Goal of the exercise —
Go through the entries below and count the lines where "Amounts" occurs. Give nothing but that number.
************
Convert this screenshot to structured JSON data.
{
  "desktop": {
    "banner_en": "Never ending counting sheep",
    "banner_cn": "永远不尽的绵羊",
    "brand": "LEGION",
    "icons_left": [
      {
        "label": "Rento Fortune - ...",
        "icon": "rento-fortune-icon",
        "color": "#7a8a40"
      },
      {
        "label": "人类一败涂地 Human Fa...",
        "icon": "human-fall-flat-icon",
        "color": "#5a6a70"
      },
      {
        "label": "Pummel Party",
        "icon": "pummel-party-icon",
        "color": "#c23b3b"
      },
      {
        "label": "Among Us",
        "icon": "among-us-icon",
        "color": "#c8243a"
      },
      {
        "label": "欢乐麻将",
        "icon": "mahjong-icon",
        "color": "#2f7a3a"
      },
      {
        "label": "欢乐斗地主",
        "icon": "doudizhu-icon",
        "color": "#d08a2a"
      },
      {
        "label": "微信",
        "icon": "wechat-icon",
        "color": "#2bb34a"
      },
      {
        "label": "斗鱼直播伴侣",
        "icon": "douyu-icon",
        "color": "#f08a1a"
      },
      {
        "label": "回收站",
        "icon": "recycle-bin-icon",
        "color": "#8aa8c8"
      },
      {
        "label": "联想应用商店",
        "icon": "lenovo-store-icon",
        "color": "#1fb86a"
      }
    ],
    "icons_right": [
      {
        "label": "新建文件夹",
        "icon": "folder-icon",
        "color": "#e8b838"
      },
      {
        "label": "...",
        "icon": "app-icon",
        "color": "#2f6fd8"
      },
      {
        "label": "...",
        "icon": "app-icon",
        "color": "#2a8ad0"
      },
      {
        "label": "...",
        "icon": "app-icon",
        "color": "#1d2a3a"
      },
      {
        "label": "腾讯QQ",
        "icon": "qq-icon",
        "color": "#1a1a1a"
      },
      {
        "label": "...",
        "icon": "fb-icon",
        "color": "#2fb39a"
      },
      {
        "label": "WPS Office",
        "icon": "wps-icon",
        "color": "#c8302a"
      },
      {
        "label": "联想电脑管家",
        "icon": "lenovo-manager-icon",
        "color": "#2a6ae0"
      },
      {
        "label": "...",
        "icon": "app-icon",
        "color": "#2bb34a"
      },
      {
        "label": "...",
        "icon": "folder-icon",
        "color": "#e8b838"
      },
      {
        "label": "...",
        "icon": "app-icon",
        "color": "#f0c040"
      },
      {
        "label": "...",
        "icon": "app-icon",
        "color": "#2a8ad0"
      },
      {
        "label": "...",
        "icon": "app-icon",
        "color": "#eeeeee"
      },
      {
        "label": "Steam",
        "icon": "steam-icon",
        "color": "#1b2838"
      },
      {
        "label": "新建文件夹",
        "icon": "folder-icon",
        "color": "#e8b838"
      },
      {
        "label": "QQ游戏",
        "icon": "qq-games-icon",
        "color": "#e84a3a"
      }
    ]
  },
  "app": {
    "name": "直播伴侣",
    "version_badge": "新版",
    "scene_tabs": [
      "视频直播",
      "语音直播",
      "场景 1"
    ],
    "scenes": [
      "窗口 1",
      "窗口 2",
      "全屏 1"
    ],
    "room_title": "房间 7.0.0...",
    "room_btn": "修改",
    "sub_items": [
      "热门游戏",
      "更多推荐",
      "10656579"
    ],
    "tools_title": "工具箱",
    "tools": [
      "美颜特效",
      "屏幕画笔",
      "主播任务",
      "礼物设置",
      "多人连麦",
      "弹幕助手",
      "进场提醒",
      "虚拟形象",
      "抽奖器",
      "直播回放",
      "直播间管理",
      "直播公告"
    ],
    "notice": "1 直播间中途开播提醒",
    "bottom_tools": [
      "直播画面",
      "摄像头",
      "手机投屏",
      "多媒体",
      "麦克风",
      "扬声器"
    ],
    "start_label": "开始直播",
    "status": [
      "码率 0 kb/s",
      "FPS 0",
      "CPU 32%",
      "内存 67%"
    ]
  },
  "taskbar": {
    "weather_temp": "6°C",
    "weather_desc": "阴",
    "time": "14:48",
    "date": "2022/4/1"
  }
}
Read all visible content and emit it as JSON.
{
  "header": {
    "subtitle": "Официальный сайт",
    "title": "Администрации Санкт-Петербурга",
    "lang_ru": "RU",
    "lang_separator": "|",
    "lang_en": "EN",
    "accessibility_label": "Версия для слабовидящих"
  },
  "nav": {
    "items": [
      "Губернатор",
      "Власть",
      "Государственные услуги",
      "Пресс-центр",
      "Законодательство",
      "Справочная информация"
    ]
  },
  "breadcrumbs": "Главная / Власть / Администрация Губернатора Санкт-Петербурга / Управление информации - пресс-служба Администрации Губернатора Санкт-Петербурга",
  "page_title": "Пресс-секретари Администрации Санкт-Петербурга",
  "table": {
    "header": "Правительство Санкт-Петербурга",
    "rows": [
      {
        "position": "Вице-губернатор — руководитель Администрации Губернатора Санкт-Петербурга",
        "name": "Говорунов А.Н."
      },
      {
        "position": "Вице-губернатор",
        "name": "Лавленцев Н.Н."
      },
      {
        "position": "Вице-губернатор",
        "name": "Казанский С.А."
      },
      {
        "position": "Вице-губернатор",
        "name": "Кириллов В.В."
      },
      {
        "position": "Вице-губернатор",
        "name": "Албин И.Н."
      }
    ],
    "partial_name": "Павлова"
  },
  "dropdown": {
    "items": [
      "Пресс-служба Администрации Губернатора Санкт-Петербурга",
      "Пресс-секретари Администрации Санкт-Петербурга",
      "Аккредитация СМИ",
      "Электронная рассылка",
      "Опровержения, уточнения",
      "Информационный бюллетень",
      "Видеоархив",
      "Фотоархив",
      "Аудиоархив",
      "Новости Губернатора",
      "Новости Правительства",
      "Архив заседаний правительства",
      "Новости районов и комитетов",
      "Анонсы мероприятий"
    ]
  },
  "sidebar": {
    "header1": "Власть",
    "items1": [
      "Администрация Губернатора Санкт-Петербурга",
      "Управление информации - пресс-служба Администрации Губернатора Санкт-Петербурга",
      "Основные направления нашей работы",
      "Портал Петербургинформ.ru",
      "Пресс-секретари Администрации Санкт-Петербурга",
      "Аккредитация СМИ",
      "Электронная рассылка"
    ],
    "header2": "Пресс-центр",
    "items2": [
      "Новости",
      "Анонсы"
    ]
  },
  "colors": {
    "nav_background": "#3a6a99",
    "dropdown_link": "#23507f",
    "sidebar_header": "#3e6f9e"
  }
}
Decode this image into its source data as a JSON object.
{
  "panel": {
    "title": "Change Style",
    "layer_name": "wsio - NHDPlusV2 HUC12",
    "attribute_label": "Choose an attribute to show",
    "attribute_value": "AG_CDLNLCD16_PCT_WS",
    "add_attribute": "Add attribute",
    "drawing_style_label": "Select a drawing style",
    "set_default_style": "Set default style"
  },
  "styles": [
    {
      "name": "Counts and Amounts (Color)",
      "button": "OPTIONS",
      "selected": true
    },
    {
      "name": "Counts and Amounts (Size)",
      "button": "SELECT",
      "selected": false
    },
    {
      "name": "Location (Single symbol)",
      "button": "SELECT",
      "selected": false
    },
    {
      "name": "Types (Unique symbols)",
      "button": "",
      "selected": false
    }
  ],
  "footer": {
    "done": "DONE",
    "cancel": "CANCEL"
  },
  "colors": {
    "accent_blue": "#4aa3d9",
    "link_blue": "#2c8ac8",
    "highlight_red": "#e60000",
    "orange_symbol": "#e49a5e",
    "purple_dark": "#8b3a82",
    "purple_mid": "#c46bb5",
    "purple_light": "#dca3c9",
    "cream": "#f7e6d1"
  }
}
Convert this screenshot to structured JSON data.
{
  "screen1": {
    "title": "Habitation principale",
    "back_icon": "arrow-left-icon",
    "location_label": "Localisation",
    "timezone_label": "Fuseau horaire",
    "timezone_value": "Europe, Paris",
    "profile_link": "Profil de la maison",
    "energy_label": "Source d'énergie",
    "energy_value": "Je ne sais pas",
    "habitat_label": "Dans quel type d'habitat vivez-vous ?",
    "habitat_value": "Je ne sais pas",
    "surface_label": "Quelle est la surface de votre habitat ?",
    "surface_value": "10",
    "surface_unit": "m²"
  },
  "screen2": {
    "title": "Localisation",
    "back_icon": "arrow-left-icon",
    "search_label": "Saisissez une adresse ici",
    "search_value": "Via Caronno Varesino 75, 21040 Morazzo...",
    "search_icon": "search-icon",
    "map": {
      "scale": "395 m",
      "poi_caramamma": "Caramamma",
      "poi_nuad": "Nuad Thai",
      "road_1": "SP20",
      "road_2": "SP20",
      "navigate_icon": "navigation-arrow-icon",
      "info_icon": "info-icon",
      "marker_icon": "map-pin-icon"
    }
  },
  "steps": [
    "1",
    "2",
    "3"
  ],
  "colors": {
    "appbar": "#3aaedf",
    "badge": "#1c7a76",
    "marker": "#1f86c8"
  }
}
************
Completed exercise —
2